Corporate Tax Cuts and the Economy

Alexander Ljungqvist

This finding suggests that corporate tax cuts, when used counter-cyclically, can be an effective policy tool if government desires to stimulate employment and income during economic downturns.

The new Congress is sure to take up the eternal question of reforming the tax code, and just as surely there will be debate about whether cutting corporate taxes will help stimulate employment and boost income. Here’s a critical fact uncovered by NYU Stern Professor Alexander Ljungqvist that could inform that debate: over a period of 40 years up to 2010, a decrease in corporate income tax rates at the state level did not increase employment or incomes.

In “To Cut or Not to Cut? On the Impact of Corporate Taxes on Employment and Income,” Professor Ljungqvist, the Ira Rennert Professor of Finance and Entrepreneurship, and PhD candidate Michael Smolyansky measured the sensitivity of jobs and income to changes in corporate tax rates by analyzing state data that included 140 tax increases and 139 tax cuts affecting 45 states, including Washington, DC.

They found that higher tax rates hurts employment and income: an increase of 1 percentage point in the top marginal corporate income tax rate reduced employment by between 0.3 percent and 0.5 percent and reduced income by between 0.3 percent and 0.6 percent.

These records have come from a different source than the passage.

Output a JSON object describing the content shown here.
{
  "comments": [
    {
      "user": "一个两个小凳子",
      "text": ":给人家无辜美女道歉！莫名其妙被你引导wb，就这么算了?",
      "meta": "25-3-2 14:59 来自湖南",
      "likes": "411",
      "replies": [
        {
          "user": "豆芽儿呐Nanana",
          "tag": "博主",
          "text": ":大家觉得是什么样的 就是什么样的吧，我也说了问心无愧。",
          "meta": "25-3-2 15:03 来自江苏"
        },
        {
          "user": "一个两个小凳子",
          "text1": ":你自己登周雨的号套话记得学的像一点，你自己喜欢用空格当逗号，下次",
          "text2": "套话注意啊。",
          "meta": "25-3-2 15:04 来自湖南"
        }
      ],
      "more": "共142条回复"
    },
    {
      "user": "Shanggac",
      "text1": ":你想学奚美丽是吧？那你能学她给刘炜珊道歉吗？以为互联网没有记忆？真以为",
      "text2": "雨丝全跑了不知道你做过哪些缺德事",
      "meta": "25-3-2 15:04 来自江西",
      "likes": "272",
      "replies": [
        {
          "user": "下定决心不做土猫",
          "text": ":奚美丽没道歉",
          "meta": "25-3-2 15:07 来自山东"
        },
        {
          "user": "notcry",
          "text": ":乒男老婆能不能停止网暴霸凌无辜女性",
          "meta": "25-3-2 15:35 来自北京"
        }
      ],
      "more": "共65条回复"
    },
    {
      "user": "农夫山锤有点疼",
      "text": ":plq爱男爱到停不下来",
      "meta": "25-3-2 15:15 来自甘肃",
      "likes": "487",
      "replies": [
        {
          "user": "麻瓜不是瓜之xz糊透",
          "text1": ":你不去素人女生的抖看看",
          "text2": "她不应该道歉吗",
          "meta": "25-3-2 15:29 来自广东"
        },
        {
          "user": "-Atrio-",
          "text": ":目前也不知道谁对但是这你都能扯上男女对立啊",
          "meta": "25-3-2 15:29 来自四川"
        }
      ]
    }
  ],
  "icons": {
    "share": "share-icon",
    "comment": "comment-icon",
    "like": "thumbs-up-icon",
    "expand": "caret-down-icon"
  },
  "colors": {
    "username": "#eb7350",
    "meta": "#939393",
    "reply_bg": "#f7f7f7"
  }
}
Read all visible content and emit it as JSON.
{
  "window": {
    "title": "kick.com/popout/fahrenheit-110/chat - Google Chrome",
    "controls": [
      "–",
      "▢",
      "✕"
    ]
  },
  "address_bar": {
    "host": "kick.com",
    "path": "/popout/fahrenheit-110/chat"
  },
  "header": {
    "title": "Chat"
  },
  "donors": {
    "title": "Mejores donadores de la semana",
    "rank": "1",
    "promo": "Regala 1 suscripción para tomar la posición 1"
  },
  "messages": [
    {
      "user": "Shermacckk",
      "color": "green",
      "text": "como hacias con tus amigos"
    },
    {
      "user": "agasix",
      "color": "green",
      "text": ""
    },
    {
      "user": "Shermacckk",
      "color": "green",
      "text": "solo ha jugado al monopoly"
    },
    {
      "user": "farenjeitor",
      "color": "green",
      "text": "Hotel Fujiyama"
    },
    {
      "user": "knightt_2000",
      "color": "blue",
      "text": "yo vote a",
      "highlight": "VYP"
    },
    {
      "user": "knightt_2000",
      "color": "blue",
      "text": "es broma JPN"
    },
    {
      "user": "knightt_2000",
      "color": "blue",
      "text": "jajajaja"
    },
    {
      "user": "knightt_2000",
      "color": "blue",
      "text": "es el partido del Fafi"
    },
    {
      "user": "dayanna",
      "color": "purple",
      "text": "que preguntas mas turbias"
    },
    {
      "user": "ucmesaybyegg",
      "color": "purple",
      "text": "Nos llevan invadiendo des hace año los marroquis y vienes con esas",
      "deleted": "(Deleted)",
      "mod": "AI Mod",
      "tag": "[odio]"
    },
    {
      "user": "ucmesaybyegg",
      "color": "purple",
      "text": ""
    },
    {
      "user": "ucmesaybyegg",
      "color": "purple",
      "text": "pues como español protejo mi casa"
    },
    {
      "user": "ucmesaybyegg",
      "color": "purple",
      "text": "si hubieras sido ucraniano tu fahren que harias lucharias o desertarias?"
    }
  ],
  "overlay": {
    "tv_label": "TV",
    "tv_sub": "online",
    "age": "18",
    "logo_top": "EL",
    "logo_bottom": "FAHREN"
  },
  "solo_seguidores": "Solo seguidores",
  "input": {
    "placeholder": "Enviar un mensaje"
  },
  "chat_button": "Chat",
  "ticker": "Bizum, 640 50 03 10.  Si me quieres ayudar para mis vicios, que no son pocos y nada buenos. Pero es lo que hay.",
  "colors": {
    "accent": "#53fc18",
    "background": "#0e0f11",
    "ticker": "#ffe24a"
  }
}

Significantly, however, lower rates did not boost either employment or income, with one exception: a cut in corporate tax rates during a recession led to sizeable increases in both employment and income.

Says Professor Ljungqvist, “This finding suggests that corporate tax cuts, when used counter-cyclically, can be an effective policy tool if government desires to stimulate employment and income during economic downturns.